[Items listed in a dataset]
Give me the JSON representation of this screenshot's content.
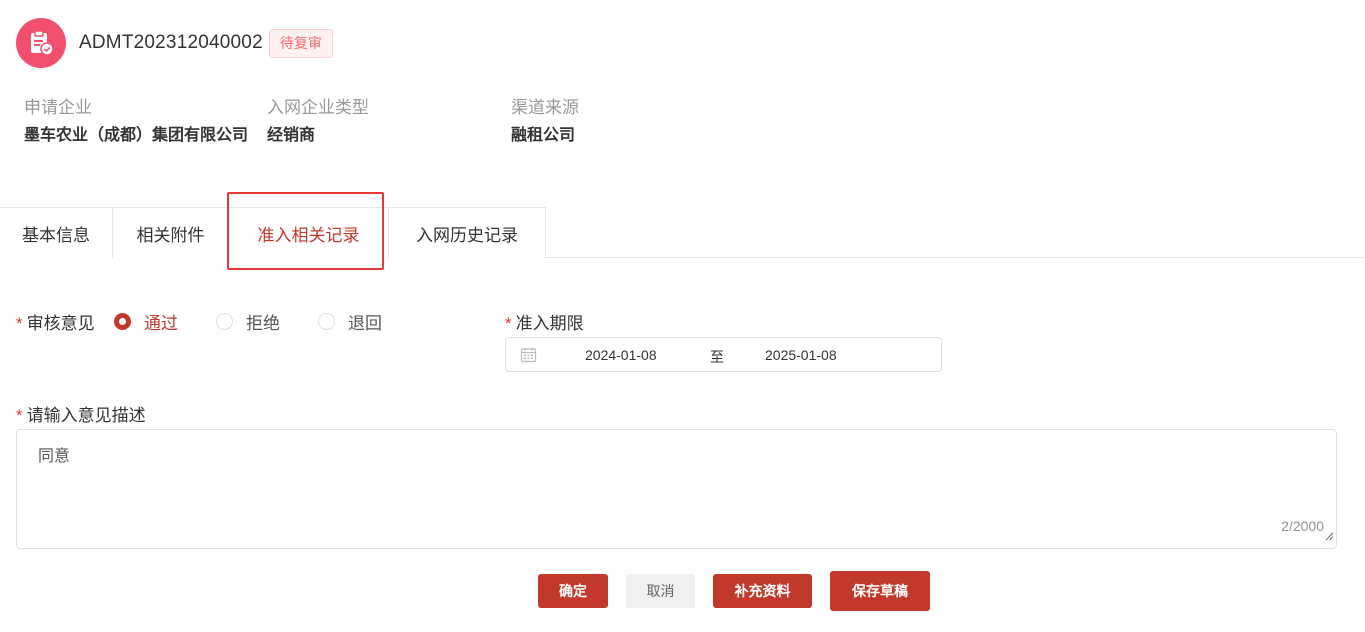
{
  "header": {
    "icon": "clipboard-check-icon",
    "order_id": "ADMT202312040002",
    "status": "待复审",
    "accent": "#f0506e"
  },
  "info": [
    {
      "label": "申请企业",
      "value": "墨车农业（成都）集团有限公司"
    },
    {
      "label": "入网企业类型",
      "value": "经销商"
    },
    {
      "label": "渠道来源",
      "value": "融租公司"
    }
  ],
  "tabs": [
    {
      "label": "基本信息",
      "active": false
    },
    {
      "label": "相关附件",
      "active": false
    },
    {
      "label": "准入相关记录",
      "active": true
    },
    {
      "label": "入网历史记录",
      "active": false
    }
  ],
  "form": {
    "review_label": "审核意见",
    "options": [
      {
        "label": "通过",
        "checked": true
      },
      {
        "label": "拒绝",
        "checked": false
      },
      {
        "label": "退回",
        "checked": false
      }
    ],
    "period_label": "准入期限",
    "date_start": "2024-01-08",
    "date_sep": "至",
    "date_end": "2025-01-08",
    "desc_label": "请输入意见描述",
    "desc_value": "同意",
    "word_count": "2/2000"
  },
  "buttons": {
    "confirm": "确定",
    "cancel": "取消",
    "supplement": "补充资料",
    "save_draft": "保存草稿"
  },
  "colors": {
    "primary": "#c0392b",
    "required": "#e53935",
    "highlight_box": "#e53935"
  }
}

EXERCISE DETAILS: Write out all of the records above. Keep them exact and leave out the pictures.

REPLY TO THE EXERCISE:
Give me the JSON representation of this screenshot's content.
{
  "header": {
    "icon": "clipboard-check-icon",
    "order_id": "ADMT202312040002",
    "status": "待复审",
    "accent": "#f0506e"
  },
  "info": [
    {
      "label": "申请企业",
      "value": "墨车农业（成都）集团有限公司"
    },
    {
      "label": "入网企业类型",
      "value": "经销商"
    },
    {
      "label": "渠道来源",
      "value": "融租公司"
    }
  ],
  "tabs": [
    {
      "label": "基本信息",
      "active": false
    },
    {
      "label": "相关附件",
      "active": false
    },
    {
      "label": "准入相关记录",
      "active": true
    },
    {
      "label": "入网历史记录",
      "active": false
    }
  ],
  "form": {
    "review_label": "审核意见",
    "options": [
      {
        "label": "通过",
        "checked": true
      },
      {
        "label": "拒绝",
        "checked": false
      },
      {
        "label": "退回",
        "checked": false
      }
    ],
    "period_label": "准入期限",
    "date_start": "2024-01-08",
    "date_sep": "至",
    "date_end": "2025-01-08",
    "desc_label": "请输入意见描述",
    "desc_value": "同意",
    "word_count": "2/2000"
  },
  "buttons": {
    "confirm": "确定",
    "cancel": "取消",
    "supplement": "补充资料",
    "save_draft": "保存草稿"
  },
  "colors": {
    "primary": "#c0392b",
    "required": "#e53935",
    "highlight_box": "#e53935"
  }
}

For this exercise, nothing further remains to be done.